In the world of Latin music, Fania Records reigns supreme. The brainchild of Johnny Pacheco, who is credited with coining the term Salsa to describe his rendition of the Afro-Cuban sound, La Fania holds some of the most priceless moments in music history under its belt. Among many accomplishments, his Fania All-Stars sold out Yankee Stadium and were part of the Rumble in the Jungle bout between Muhammad Ali and George Foreman in 1974. Notably absent from that trip to Zaire (now known as the Democratic Republic of the Congo) was All-Star trombonist and producer Willie Colón, who had a reputed needle phobia and didn’t want to get the necessary vaccines in order to travel safely.

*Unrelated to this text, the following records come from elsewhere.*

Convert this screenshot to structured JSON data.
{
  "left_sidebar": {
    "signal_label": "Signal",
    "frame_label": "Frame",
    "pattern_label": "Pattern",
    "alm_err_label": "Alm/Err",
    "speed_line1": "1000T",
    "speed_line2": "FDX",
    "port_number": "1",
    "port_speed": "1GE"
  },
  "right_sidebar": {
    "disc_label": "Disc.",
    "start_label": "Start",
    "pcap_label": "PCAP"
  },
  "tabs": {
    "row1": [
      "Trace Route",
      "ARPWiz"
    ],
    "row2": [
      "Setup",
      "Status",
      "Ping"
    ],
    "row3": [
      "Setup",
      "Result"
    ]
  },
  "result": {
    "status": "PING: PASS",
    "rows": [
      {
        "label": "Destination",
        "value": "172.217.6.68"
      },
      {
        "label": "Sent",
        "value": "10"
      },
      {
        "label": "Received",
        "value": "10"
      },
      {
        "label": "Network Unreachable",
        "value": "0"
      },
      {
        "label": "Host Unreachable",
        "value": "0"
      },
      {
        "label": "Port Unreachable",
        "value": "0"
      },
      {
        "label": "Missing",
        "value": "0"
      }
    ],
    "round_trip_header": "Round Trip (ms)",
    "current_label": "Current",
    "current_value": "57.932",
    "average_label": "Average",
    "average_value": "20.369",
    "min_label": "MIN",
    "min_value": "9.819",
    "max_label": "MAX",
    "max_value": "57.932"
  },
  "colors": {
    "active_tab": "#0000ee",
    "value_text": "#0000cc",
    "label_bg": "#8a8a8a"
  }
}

Instead, Willie booked Good Vibrations Sound Studios in NY and began laying tracks for The Good, The Bad and The Ugly, a project that has been described as Colón’s definitive transitional album. It’s transitory in the sense that it marked the midway point in his evolution as an artist but truly, this album is an all-encompassing look at the many things that made Willie Colón great. He took his switchblade-carrying thug imagery from his previous works and flipped it into a shotgun-brandishing bandolero theme, began experimenting with Brazilian, Funk and Jazz fusion… basically, Colón was hiphop before Kool Herc touched down in the Bronx. Also, this album is the first time Colón stepped into the fray as a vocalist, with a nasally yet pitch-perfect timbre that is oddly reminiscent of his Fania labelmate and fellow All-Star, the late Celia Cruz. Guaracha is a perfect example of Colón’s arrangement genius and vocal stylings, as well as an incredible performance by Cuatro player Yomo Toro. Shmoove.